At the end of April, Google updated it’s search algorithm with code name Penguin. This should not be confused with other updates around the same time , including Panda 3.5 and the over 300 small changes made to the Google algorithm (with a focus on local search).
While Panda and the other little tweaks were focussed, as Google updates usually are, on improving search results for users, the Penguin update is actually thought to be the update Matt Cutts had previously alluded to as the overoptimisation penalty.
This means that the Penguin update made changes to rankings, not based on which sites are most relevant for users, but rather based on what their link profiles look like. If the link profiles look like they have been significantly manipulated, then the Penguin update aims to either;
a) Penalise them, making them drop or
b) Devalue the dodgy links they have coming in to them – thus making the sites drop
Either way you look at it – a penalty or a devaluation – the result is that sites with manipulated link profiles should be less visible in search rankings. In theory – this should be a great results for White hat SEO’s, removing the power that manipulated backlinks had given their rivals.

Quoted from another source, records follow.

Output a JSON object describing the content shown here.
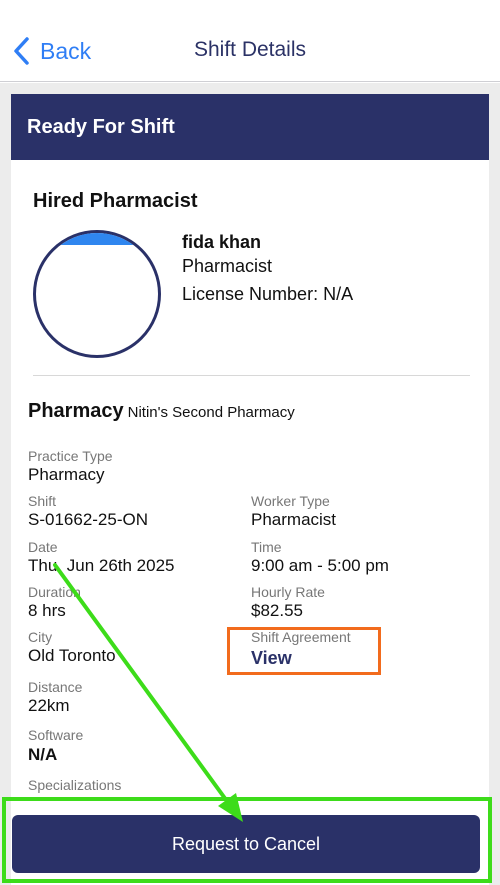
{
  "nav": {
    "back_label": "Back",
    "title": "Shift Details"
  },
  "banner": {
    "title": "Ready For Shift"
  },
  "hired": {
    "section_title": "Hired Pharmacist",
    "name": "fida khan",
    "role": "Pharmacist",
    "license": "License Number: N/A"
  },
  "pharmacy": {
    "label": "Pharmacy",
    "name": "Nitin's Second Pharmacy"
  },
  "details": {
    "practice_type": {
      "label": "Practice Type",
      "value": "Pharmacy"
    },
    "shift": {
      "label": "Shift",
      "value": "S-01662-25-ON"
    },
    "worker_type": {
      "label": "Worker Type",
      "value": "Pharmacist"
    },
    "date": {
      "label": "Date",
      "value": "Thu, Jun 26th 2025"
    },
    "time": {
      "label": "Time",
      "value": "9:00 am - 5:00 pm"
    },
    "duration": {
      "label": "Duration",
      "value": "8 hrs"
    },
    "hourly_rate": {
      "label": "Hourly Rate",
      "value": "$82.55"
    },
    "city": {
      "label": "City",
      "value": "Old Toronto"
    },
    "shift_agreement": {
      "label": "Shift Agreement",
      "link": "View"
    },
    "distance": {
      "label": "Distance",
      "value": "22km"
    },
    "software": {
      "label": "Software",
      "value": "N/A"
    },
    "specializations": {
      "label": "Specializations"
    }
  },
  "footer": {
    "cancel_label": "Request to Cancel"
  },
  "colors": {
    "primary": "#2a3168",
    "link": "#2f7ef5",
    "annotation_orange": "#f26b1d",
    "annotation_green": "#3ddc1a"
  }
}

However, in the short term it seems that a mix of sites have been hit – some with crazy link profiles, and some not, while some obviously spammy sites are now sitting at high positions in Google.
In the long term, this will undoubtedly be better for users, we just have to get past the collateral damage that has occurred.
The thing we should be slightly worried about now, is how to protect your site from malicious link building against your site.